Although I couldn’t have known it when I first sawÂ Warriors of the Wind, the edited version is, by most accounts, a travesty.Â Warriors edits out a whopping 30 minutes of footage from writer-director Hayao Miyazaki’s original 116 minute cut — in addition to renaming some characters, including NausicaÃ¤, who goes by “Princess Zandra” inÂ Warriors. Key scenes including a revelation on the origin and functions of the wasteland are excised, undermining the point of the film considerably. Still, it was the only edition available in the United States for a long time. Actually, Miyazaki’s dissatisfaction with this gutting ofÂ NausicaÃ¤ is why this and many other Studio Ghibli films took so long to be released in the United States.
There are a couple of reminders that the film was originally made in 1984. Miyazaki’s animation is gorgeous, of course, though it suffers slightly when compared to the more recent, more lushly animatedÂ Mononoke orÂ Spirited Away, which cheated a bit and used computers for a number of shots that would have been either difficult or impossible to pull off by hand alone. Also, the score, though mostly beautiful, occasionally lapses into cheesy 1980s synthesizer music in some of the more action-oriented scenes. Only the latter of these bothers me, but it doesn’t detract from the film in any major way. The story, as with all of Miyazaki’s films, is the star. As it should be.
At long last, a legitimate, U.S. edition ofÂ NausicaÃ¤ hits the stands next week.

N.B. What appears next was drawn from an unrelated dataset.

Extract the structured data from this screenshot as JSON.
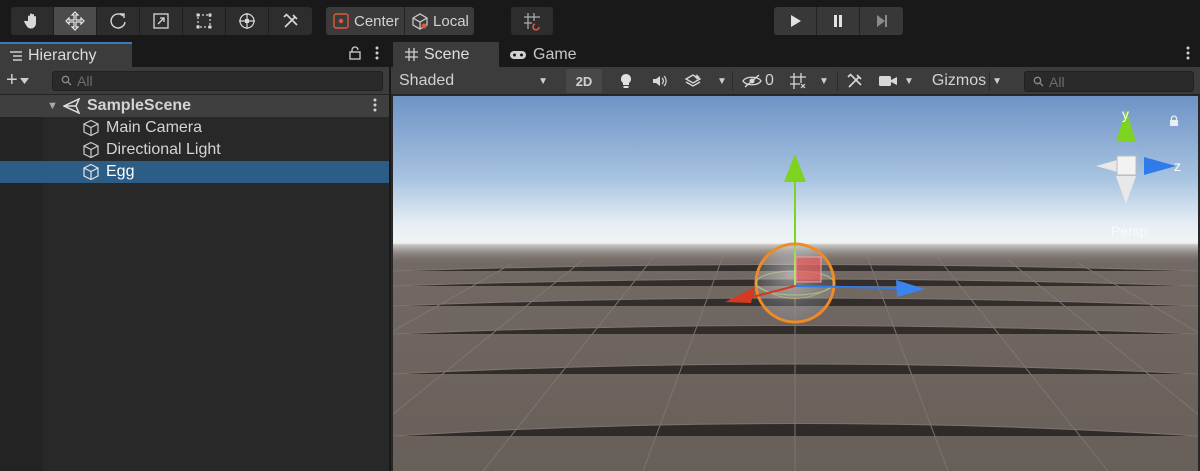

Disney’s two-disc edition, entitledÂ NausicaÃ¤ of the Valley of the Wind, will be released on Tuesday, February 21. In addition to the extra “the,” the new edition features an English dub starring Allison Lohman, Patrick Stewart, Uma Thurman and Edward James Olmos. It also includes the original Japanese language track, the complete storyboards, the original Japanese trailers and a featurette on the “birth” of Studio Ghibli.
Viz Comics recently released new editions of Hayao Miyazaki’sÂ NausicaÃ¤ of the Valley of the Wind comics, also with an extra “the” in the title. Fans of the film should definitely check out the comic. It’s not just a great comic book that greatly expands on the film’s story. Instead, it is, like the animated feature based upon it, one of the greatest works of its medium.
Also due out from Disney and Studio Ghibli are U.S. editions of Miyazaki’sÂ Porco Rosso (which is really weird, but fun) and the Hiroyuki Morita-helmedÂ The Cat Returns, a slight fantasy that loosely ties into an older Ghibli film as yet unreleased in the United States calledÂ Whisper of the Heart.
Miyazaki’s next feature,Â Howl’s Moving Castle, an adaptation of the British children’s novel by Diana Wynne Jones, will be out sometime this summer.
(Originally published at Gapers Block on February 18, 2005. NausicaÃ¤ is available on disc through Netflix.)